[RAW DATA]
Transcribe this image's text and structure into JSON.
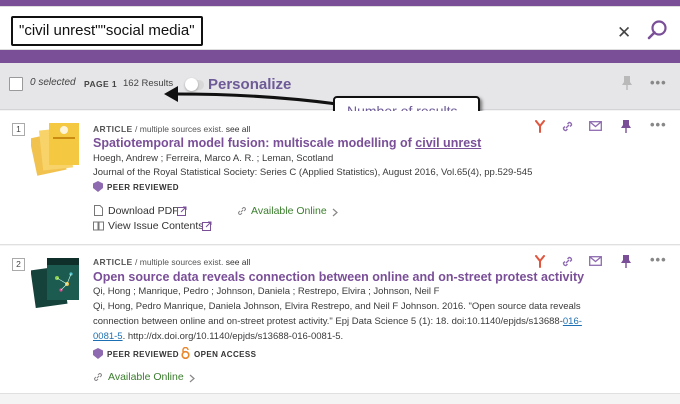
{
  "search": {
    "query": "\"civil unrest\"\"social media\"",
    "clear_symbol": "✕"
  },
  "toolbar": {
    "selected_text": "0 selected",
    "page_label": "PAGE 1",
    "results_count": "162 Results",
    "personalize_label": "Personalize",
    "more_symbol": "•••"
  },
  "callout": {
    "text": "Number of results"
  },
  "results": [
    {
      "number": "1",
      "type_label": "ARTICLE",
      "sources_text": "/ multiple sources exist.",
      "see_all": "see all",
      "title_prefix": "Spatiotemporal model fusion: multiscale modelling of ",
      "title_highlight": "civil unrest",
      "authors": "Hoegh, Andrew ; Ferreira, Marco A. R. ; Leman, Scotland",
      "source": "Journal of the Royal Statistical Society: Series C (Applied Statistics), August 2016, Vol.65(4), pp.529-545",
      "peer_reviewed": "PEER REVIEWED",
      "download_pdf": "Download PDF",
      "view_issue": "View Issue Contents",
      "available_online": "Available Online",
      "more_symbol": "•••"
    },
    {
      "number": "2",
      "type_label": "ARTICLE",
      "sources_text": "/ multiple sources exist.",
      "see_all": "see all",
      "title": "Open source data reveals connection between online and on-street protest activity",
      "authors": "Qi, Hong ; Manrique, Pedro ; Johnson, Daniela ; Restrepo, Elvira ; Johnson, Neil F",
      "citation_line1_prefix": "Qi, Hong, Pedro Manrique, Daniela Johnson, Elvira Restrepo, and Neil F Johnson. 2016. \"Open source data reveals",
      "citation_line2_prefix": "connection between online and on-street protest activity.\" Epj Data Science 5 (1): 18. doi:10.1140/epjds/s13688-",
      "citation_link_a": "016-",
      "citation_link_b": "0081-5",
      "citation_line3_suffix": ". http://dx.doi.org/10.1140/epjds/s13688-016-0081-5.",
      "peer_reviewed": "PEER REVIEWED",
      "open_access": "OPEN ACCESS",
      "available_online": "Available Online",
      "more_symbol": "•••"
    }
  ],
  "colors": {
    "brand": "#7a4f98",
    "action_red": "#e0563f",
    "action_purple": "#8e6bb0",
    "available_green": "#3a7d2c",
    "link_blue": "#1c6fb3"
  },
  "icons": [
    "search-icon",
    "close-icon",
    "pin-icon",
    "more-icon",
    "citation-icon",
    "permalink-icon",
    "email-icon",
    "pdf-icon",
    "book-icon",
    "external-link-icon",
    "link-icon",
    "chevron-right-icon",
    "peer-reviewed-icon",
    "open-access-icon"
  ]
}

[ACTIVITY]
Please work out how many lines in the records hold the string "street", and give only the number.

[ANSWER TO THIS TASK]
2